Recently approved ASTM D 7463 (ATP in Fuel) works great for rapidly determining biomass in conventional fuels. However, D7463 depends on an aqueous extraction step in which the extraction reagent pulls microbes out of the fuel sample. This step makes it impossible to use the method for determining ATP in fuels that retain water (for example ethanol-blended gasolines and some biodiesel fuels), or from high water-content fluids like metalworking fluids. Recently, working in collaboration with LuminUltra Technologies, LTD, BCA has developed a method that overcomes these problems. Biomass in fluid samples is first concentrated by filtration. Non-biomass contaminants retained on the filter are rinsed off using a proprietary rinsing agent (U.S. patents 7,556,933 and 7.829,280). This step removes chemicals that typically interfere with the ATP test.
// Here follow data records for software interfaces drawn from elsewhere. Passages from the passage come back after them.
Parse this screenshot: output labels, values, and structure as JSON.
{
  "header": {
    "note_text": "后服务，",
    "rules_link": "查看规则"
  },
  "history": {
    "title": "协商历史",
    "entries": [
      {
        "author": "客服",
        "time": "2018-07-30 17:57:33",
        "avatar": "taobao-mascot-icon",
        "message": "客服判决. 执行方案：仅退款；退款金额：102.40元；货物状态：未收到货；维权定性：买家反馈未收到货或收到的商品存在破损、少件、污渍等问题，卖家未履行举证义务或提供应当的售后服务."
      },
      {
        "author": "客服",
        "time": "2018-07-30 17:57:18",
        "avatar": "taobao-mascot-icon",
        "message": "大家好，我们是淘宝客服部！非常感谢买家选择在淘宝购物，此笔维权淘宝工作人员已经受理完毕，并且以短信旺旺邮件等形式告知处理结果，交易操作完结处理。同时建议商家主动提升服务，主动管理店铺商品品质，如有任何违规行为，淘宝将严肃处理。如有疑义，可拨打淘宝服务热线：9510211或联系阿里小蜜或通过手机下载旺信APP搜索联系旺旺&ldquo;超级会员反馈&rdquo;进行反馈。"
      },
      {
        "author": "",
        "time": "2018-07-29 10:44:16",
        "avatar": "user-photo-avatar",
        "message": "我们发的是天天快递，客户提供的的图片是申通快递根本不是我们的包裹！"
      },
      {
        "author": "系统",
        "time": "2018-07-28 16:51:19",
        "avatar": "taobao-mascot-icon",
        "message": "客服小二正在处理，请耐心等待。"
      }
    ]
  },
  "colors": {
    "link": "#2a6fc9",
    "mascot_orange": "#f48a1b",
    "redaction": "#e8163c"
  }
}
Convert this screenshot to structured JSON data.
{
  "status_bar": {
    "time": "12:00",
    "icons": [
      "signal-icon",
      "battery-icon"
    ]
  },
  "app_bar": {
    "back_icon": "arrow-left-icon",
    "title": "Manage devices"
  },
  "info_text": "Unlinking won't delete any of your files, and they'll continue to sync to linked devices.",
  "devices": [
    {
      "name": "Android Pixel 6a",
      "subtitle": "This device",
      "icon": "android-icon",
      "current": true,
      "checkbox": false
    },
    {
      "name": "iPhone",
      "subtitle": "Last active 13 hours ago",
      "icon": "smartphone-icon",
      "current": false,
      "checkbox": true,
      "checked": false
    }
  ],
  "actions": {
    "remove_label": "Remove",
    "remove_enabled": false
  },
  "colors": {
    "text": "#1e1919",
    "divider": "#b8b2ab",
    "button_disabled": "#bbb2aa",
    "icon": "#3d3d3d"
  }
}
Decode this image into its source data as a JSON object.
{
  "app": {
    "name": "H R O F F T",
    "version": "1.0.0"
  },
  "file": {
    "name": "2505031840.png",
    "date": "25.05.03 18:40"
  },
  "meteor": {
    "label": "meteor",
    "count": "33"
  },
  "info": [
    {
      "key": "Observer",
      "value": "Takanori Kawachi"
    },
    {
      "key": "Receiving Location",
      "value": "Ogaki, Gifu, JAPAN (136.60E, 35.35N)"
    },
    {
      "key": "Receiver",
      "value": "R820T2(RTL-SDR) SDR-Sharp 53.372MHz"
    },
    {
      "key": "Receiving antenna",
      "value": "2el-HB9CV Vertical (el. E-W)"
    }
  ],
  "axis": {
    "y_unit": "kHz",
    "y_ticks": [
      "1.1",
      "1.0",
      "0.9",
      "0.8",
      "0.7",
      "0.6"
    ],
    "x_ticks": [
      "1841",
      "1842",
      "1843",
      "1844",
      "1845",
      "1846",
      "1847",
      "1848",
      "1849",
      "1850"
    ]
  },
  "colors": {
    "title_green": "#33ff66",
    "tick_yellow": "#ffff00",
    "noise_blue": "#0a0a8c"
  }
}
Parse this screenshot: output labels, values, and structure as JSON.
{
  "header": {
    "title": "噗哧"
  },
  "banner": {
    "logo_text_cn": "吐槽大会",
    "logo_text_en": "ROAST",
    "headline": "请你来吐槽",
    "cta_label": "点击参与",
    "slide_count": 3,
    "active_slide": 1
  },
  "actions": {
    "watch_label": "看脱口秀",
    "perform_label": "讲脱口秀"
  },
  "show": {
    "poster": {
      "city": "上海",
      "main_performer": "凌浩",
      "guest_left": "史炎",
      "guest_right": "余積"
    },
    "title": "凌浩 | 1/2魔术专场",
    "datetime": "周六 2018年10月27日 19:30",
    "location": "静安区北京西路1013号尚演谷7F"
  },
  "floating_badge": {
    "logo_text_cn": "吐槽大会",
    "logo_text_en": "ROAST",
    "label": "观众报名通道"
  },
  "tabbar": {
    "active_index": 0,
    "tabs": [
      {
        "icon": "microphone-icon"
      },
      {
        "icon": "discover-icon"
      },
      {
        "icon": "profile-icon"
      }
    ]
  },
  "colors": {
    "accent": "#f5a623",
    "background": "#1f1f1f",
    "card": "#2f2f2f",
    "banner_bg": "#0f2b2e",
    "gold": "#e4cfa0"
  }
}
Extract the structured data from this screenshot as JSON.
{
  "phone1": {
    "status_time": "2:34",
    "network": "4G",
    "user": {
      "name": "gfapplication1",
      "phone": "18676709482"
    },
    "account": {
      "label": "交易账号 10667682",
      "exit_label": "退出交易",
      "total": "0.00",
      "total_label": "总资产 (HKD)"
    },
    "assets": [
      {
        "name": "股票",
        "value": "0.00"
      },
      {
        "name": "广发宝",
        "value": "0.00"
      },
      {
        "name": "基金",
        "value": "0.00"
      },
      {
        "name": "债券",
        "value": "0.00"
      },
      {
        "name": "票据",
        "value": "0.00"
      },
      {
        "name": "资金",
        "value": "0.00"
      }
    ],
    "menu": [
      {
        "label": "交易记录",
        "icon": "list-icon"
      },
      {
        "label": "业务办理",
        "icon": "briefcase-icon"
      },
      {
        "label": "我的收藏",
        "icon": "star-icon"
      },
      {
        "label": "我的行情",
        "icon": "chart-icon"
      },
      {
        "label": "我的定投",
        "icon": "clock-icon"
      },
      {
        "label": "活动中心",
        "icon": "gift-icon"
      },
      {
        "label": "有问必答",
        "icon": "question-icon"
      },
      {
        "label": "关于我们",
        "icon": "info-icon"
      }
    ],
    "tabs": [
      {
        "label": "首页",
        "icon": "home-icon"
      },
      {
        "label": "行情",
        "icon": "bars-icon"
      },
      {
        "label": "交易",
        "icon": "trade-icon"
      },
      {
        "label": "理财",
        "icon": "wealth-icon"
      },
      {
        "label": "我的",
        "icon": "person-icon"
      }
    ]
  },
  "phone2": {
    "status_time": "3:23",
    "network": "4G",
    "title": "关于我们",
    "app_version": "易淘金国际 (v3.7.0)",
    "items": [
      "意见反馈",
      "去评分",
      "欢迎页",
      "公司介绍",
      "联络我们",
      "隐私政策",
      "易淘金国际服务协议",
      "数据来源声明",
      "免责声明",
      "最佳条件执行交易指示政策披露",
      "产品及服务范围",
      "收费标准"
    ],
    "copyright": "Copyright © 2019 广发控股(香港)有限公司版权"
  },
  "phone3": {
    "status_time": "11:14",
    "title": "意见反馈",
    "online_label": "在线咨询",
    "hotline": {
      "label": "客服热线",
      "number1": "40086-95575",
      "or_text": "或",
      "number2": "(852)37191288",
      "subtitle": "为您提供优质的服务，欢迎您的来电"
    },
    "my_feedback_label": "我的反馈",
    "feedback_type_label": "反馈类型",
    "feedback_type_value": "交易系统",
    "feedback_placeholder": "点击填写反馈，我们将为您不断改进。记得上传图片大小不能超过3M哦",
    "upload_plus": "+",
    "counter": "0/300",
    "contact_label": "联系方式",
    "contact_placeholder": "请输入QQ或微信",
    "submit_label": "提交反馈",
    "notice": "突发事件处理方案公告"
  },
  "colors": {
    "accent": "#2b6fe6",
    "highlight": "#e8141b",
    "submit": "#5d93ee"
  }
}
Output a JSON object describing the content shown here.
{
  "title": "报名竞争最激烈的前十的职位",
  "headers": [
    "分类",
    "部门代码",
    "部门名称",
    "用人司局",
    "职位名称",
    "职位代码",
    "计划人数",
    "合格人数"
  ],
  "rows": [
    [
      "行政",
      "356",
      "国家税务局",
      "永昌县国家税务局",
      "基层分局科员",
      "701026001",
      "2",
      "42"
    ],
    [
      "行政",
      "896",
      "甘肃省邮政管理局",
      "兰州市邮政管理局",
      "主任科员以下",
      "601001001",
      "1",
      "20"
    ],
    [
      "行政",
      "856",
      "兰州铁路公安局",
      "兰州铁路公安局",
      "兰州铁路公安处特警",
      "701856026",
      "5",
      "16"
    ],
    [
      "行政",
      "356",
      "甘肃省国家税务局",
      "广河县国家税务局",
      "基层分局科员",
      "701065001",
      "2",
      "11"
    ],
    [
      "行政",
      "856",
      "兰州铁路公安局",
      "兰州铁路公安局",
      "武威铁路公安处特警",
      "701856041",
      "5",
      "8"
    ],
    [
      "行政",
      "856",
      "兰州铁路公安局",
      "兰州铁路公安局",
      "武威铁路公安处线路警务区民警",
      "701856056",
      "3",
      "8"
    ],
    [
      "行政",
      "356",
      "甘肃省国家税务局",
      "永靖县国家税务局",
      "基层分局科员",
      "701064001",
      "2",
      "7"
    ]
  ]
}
The contaminant-free cells retained by the filter are then treated to release their ATP. The evaluation of this new method for use in biodiesel and ethanol-blended fuels was presented at a conference in January (see Using ATP to Quantify Biomass in Fuel Systems). The results of a three-month, 12-system field evaluation of ATP testing in metalworking fluids will be presented in May at this year’s STLE Annual Meeting. Proposed new Standard Test Methods for ATP in fuels and metalworking fluids, respectively, are currently being balloted within ASTM.

Watch this page for further developments!